When we look at the landscape, what do we see? Do we experience the view over a valley or dappled sunlight on a path in the same way as those who were there before us? We have altered the countryside in innumerable ways over the last thousand years, and never more so than in the last hundred. How are these changes reflected in – and affected by – art and literature?
British landscape painting is often said to be an invention of the eighteenth century. Yet when we look for representations of the country in British art and literature, we find a story that begins with Old English poetry and continues its winding path up to the present day. People have sat down to write about the land, and to draw and paint it, for as long as they have had materials to do so.
Spirit of Place offers a panoramic view of the British landscape as seen through the eyes of writers and artists from Bede and the Gawain-poet to Gainsborough, Austen, W. G. Sebald and Barbara Hepworth. Shaped by these distinctive voices and evocative imagery, Spirit of Place describes how the British landscape has been framed, reimagined and reshaped by each generation. Each account or work of art, whether illuminated in a manuscript, jotted down in a journal or constructed from sticks and stones, holds up a mirror to its maker and their world.
Dr Susan Owens is an art historian and exhibition curator who has worked at the Royal Collection and the Victoria and Albert Museum. Her previous books include The Ghost: A Cultural History, described by the Guardian as ‘eloquent and lively’, and Who Shall Deliver Me? Christina Rossetti: Poetry in Art.
"A wonderfully deft and varied study, full of voices, noticings, and contrasting ways of looking. Owens has a gift for making the past feel so close that we might be riding over a hill with Gerald of Wales or John Leland [...] Drawing on her years as a curator, Owens brings a wealth of objects – painted hangings, murals, stage designs – to set alongside poems, paintings, maps and histories.
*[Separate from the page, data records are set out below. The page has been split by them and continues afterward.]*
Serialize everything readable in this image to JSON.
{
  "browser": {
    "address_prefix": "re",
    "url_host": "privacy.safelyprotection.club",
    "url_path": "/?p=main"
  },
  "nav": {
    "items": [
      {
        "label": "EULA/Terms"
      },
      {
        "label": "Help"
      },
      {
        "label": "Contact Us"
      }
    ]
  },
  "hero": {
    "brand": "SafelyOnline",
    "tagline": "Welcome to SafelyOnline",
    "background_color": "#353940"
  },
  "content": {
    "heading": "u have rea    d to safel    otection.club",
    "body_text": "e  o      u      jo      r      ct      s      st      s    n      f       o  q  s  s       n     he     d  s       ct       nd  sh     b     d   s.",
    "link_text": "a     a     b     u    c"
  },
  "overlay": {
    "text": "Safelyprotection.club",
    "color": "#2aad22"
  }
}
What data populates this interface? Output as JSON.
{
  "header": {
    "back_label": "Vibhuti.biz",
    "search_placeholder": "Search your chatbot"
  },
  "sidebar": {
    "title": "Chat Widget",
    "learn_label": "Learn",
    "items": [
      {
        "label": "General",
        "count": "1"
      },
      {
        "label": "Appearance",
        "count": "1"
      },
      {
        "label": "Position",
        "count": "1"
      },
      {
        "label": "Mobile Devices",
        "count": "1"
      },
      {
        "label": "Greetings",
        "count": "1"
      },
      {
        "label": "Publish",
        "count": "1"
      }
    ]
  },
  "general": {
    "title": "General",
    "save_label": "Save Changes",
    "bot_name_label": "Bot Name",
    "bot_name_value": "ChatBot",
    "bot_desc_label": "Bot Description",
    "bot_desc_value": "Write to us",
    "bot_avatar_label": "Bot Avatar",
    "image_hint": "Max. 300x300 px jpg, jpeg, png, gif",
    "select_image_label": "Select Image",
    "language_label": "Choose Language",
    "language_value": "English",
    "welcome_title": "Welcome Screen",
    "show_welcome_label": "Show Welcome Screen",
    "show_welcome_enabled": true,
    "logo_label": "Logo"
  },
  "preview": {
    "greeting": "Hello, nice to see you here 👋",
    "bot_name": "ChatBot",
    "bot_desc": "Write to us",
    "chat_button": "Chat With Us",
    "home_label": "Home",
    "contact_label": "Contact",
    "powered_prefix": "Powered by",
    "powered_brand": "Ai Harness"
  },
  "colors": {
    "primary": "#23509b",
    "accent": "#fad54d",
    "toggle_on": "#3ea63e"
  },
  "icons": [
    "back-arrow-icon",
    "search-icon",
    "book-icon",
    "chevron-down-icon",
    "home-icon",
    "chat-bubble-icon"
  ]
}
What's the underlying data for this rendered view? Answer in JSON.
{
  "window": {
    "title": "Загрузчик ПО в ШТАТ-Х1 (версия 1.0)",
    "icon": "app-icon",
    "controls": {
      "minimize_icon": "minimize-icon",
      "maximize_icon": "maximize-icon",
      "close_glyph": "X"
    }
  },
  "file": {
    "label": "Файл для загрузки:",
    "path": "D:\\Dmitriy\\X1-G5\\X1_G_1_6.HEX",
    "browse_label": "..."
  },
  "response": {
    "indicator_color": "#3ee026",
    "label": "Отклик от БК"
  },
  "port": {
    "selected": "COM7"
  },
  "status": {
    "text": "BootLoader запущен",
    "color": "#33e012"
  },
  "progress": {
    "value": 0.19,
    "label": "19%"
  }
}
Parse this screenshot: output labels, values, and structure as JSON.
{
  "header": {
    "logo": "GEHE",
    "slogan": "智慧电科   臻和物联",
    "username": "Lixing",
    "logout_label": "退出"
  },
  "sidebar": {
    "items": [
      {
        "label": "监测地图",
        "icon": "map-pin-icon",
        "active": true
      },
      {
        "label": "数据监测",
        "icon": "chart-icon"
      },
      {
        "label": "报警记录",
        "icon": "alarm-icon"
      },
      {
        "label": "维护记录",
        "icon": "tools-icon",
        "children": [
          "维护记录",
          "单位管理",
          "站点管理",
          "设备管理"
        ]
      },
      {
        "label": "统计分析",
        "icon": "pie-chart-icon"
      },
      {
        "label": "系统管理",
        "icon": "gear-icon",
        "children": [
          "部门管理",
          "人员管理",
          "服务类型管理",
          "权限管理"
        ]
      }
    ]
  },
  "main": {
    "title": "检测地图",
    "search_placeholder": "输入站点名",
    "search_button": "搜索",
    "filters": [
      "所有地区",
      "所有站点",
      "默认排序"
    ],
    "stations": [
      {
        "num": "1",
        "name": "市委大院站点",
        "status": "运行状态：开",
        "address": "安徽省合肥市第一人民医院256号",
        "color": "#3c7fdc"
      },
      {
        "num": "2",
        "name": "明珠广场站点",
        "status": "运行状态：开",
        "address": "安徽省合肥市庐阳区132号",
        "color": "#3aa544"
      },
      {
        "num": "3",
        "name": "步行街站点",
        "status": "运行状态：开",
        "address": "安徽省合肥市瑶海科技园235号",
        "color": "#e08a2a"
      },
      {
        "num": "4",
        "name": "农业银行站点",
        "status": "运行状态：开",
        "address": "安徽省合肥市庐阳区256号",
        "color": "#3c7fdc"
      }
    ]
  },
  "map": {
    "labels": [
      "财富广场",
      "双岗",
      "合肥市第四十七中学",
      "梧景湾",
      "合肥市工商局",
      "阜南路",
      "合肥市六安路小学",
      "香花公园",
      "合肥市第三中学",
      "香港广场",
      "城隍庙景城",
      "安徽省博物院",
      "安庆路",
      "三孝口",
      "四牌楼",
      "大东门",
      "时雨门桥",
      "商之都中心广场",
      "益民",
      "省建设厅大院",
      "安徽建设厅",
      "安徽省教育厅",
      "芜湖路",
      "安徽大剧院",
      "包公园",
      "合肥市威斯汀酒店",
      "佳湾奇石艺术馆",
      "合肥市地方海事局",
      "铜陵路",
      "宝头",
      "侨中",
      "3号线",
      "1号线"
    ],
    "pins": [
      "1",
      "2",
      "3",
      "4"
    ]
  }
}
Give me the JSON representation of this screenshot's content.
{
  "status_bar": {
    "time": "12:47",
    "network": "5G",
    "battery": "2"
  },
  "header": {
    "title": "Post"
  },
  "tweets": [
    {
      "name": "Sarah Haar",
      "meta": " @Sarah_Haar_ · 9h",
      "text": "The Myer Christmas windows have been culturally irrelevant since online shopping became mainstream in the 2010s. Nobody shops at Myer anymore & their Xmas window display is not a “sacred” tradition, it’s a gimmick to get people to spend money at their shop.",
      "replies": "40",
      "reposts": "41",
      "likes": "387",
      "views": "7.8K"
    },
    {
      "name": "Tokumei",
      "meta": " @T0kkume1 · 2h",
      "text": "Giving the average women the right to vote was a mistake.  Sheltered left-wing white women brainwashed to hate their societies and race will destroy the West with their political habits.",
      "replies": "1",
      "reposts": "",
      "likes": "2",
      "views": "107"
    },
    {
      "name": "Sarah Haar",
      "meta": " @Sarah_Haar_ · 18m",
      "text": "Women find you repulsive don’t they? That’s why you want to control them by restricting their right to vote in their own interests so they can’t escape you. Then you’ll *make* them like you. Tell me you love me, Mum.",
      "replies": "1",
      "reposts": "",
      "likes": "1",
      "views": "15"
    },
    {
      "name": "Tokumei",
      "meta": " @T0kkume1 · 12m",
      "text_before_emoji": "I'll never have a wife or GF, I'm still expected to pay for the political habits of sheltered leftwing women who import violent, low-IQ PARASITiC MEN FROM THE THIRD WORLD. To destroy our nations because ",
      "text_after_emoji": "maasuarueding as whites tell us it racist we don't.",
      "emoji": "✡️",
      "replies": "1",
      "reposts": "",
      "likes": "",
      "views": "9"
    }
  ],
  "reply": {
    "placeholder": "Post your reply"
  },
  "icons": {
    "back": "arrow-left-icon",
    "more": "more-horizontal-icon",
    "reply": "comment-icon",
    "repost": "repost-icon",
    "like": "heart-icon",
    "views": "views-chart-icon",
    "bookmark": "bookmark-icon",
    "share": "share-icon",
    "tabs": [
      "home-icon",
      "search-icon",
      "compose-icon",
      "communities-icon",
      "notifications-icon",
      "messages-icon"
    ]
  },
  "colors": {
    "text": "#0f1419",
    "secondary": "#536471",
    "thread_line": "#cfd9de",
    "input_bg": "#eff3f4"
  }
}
Here is landscape as solace, nightmare, challenge, trap; landscape observed through centuries with worry and affection, distress and delight"
– Alexandra Harris
"Engaging [...] much of the pleasure of this book – and it is immensely pleasurable – comes from the author's own enjoyment and her sympathy with her subjects"
– Jenny Uglow, Times Literary Supplement
"Wonderfully fluent and revealing [...] Owens adroitly mixes literature, art and culture to show how perceptions of the British countryside have changed over the centuries and how artists and writers have been at the vanguard of these shifts [...] Owens uses her impressively wide frame of reference effortlessly – and always revealingly – to zoom from panorama to close-up"
– Literary Review
"If you think you know the British landscape, think again. And think with your eyes and imagination. Susan Owens steps neatly between artists and writers, seascapes and treescapes, viewed under mythological, Italian, industrial, and eventually ecological light. This informative, elegant book wears its learning lightly, moving sympathetically through space and centuries and inviting us to become mental travellers, coming with open minds and eyes to the wonders of the British landscape"
– Fiona Stafford, author of The Long, Long Life of Trees and The Brief Life of Flowers
"[A] lovely, lyrical study [...] Gorgeously illustrated and rich in voices [...] Fascinating and personal"
"Enchanting [...] Owens has a poet's skill for finding the right word or metaphor, lyrical yet spearingly precise"
– World of Interiors
"Timely and comprehensive"
– RA Magazine
– New Statesman
"Owens marries cultural history and nature writing, exploring the interpretations of a wealth of distinctive voices, from William Shakespeare and Jane Austen to John Constable and Barbara Hepworth"
– The Arts Society
"A gorgeously illustrated scholarly tome that can be enjoyed and referred to again and again [...] [Owens'] erudite alacrity reveals her skill as art historian and curator [...] This is a book about how landscape is interpreted not shaped, and in that it is second to none."
"Deftly written and beautifully illustrated [...] a delight"
"A panoramic view of the landscape, as seen through the eyes of writers and artists from Bede and the Gawain-poet to Gainsborough, Austen, Turner and Constable; from Paul Nash, WG Sebald and Barbara Hepworth to Robert Macfarlane"
– The Deskbound Traveller
"A perfect book for a year when striking out from home has been curtailed"
– Arts Society Review
"[An] original and wide-ranging cultural survey"
– Best Art Books of 2020, Sunday Times
"A wide-ranging, enthralling examination of how landscape shapes the imagination [...] If you love literature and art and admire a beautifully written text which wears erudition lightly – this is an essential addition to the cultural bookshelf"
– Daily Mail
"An evocative and crowded chronicle [...] a book of idylls and nightmares"